If blues have got ya
Hard luck has caught ya
And you’re bemoaning all the troubles
Your romance has brought ya
Just let ’em watch ya
Cruisin’ down the boulevard.
A few distractions
Bring gay reactions
The movies aren’t the only the place
That’s showing main attractions
Get into action
Cruisin’ down that boulevard.
In big towns or small
Most anyplace at all
An apt companion can be found.
If you’re left in the lurch
And it seems a fruitless search
Keep stamping around
On that old camping ground.
Investigation takes concentration
Be careful
Don’t be overworking your imagination
When you’re lending support
To that favorite sport
Cruisin’ down the boulevard
Hot damn
Cruisin’ down the boulevard.

That was my own melody, and that’s not a parody.

EM: That’s a wonderful song, though.

EE: Thank you. The girls like it. I mean, Del and Phyllis like it. Am I doing too many of these for you?

EM: No, it’s great, it’s just wonderful.

EE: Well, I wonder if I should bring it to a close. You said you had a…

EM: I have to go to another…

EE: When do you have to be there?

EM: 7:30.

EE: Ooh la la. Well…

EM: Is there one more you’d like to sing?

EE: Yeah, one more. This is one of my own, and, uh, it’s one of… It’s my favorite. It’s called “A Fairer Tomorrow,” and it echoes what I wrote in, uh, in, uh, Vice Versa.

Scattered are we, over land, over sea,
How many we number will never be known.
Each one must learn from the start,
She must wear a mask on her heart,
And live in a world set apart,
A shy secret world of her own.
Here’s to the days that we yearn for
To give up our hearts as we may.
Love’s always love in sincerity given,
Despite what the others may say.
The world cannot dare to deny us,
We’ve been here since centuries past.
And you can be sure our ranks will endure
As long as this old world will last.
So here’s to a fairer tomorrow,
When we’ll face the world with a smile.
The right one beside us to cherish and guide us,
This is what makes life worthwhile.
The right one beside us to cherish and guide us,
This is what makes life worthwhile.

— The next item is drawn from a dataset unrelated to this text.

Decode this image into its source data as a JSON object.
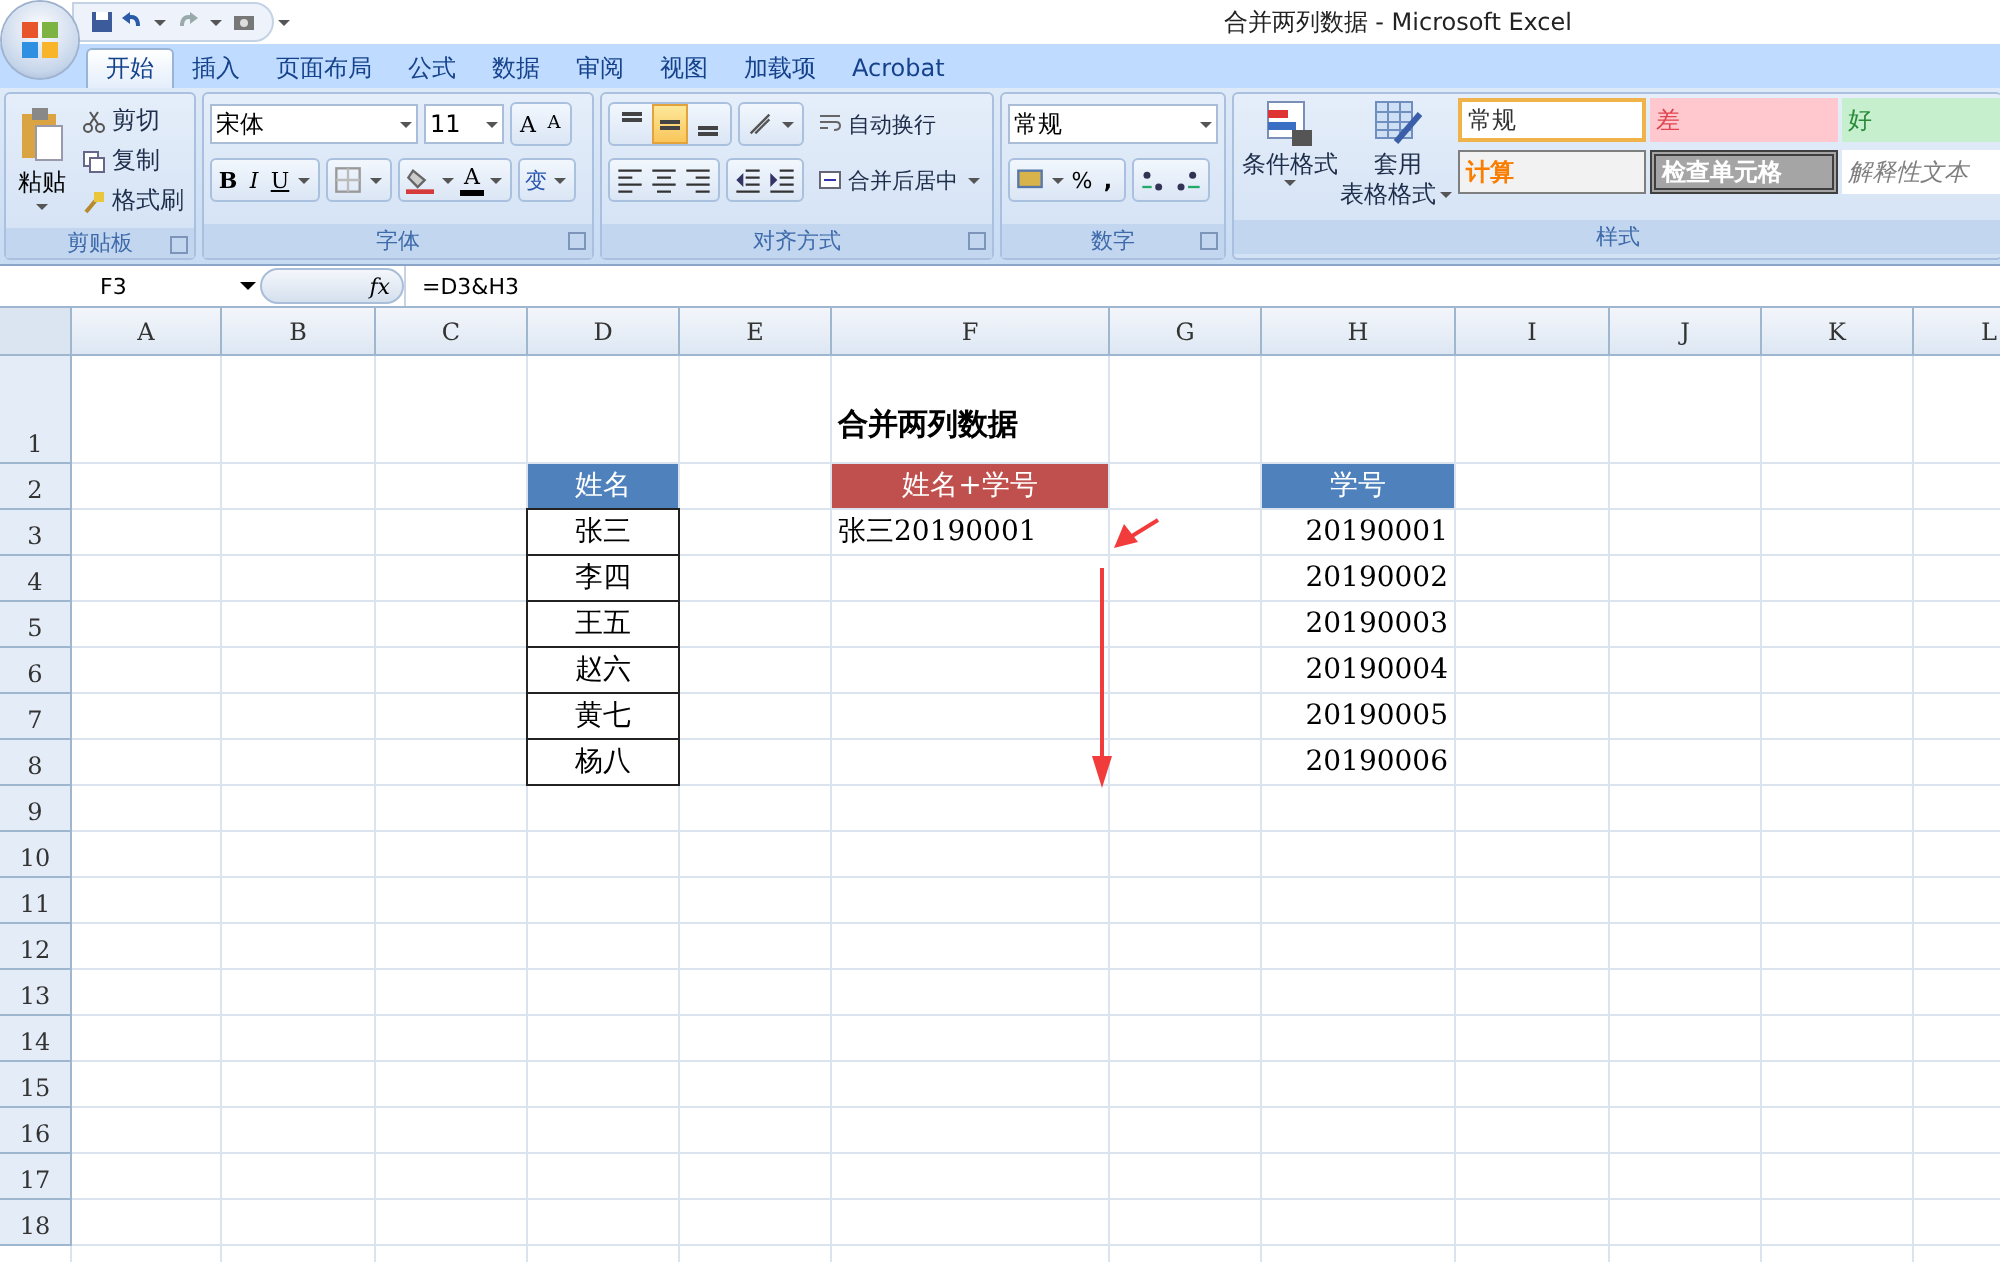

EM Narration: There’s a lyric in that final song that speaks to me right now as my partner and I are sheltering at home on West 20th Street in Manhattan. Edythe sings, “Here’s to a fairer tomorrow, when we’ll face the world with a smile. The right one beside us to cherish and guide us, this is what makes life worthwhile.”  

I’m really lucky. I’m not sheltering on my own as so many people we know are. And that’s because of people like Edythe, and so many pioneering activists, who had the vision to imagine—and fight for—the world we live in today. Who made it possible for my partner and me to live openly, so we can be at each other’s side, guiding each other and those we love through these uncertain, scary times.

We’ll be back next week with another episode from the archive. In the meantime, if you’d like to share with me what joy and inspiration you’ve taken from the people you’ve met through Making Gay History, please email me or send me a voice memo to I love hearing from you and I’d love to share your messages with the Making Gay History community around the world. 

Thanks for listening. And thank you to our listeners who have recently made donations to support Making Gay History, so we can continue bringing LGBTQ history to life through the voices of the people who lived it. I know that many people are struggling financially and aren’t sure how they’ll pay their bills, so I’m especially grateful.  

Many thanks to all my colleagues who produce this podcast. A special thanks to Sara Burningham, our founding editor and producer, for jumping into the breach and producing this episode.  

So long. Stay safe. Until next time.